● Requirement:
Write the listing out again exactly as it stands, with no images.

--*--

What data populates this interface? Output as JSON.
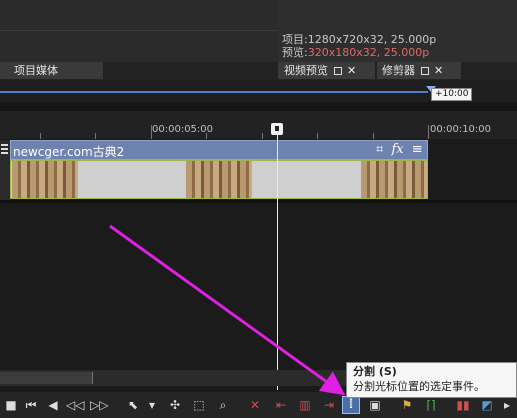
{
  "project_info": {
    "project_label": "项目:",
    "project_value": "1280x720x32, 25.000p",
    "preview_label": "预览:",
    "preview_value": "320x180x32, 25.000p",
    "preview_color": "#e06a6a"
  },
  "tabs": {
    "media": "项目媒体",
    "video_preview": "视频预览",
    "trimmer": "修剪器"
  },
  "ruler": {
    "marker_label": "+10:00",
    "t1": "00:00:05:00",
    "t2": "00:00:10:00"
  },
  "clip": {
    "title": "newcger.com古典2",
    "accent": "#6e82b0",
    "icons": [
      "crop-icon",
      "fx-icon",
      "menu-icon"
    ]
  },
  "tooltip": {
    "title": "分割 (S)",
    "description": "分割光标位置的选定事件。"
  },
  "toolbar": {
    "buttons": [
      "stop-icon",
      "go-start-icon",
      "prev-frame-icon",
      "play-prev-icon",
      "play-next-icon",
      "next-frame-icon",
      "normal-edit-tool-icon",
      "dropdown-icon",
      "envelope-tool-icon",
      "selection-tool-icon",
      "zoom-tool-icon",
      "delete-icon",
      "trim-start-icon",
      "trim-icon",
      "trim-end-icon",
      "split-icon",
      "lock-icon",
      "marker-icon",
      "region-icon",
      "insert-icon",
      "snap-icon"
    ]
  }
}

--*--

● Answer:
What data populates this interface? Output as JSON.
{
  "project_info": {
    "project_label": "项目:",
    "project_value": "1280x720x32, 25.000p",
    "preview_label": "预览:",
    "preview_value": "320x180x32, 25.000p",
    "preview_color": "#e06a6a"
  },
  "tabs": {
    "media": "项目媒体",
    "video_preview": "视频预览",
    "trimmer": "修剪器"
  },
  "ruler": {
    "marker_label": "+10:00",
    "t1": "00:00:05:00",
    "t2": "00:00:10:00"
  },
  "clip": {
    "title": "newcger.com古典2",
    "accent": "#6e82b0",
    "icons": [
      "crop-icon",
      "fx-icon",
      "menu-icon"
    ]
  },
  "tooltip": {
    "title": "分割 (S)",
    "description": "分割光标位置的选定事件。"
  },
  "toolbar": {
    "buttons": [
      "stop-icon",
      "go-start-icon",
      "prev-frame-icon",
      "play-prev-icon",
      "play-next-icon",
      "next-frame-icon",
      "normal-edit-tool-icon",
      "dropdown-icon",
      "envelope-tool-icon",
      "selection-tool-icon",
      "zoom-tool-icon",
      "delete-icon",
      "trim-start-icon",
      "trim-icon",
      "trim-end-icon",
      "split-icon",
      "lock-icon",
      "marker-icon",
      "region-icon",
      "insert-icon",
      "snap-icon"
    ]
  }
}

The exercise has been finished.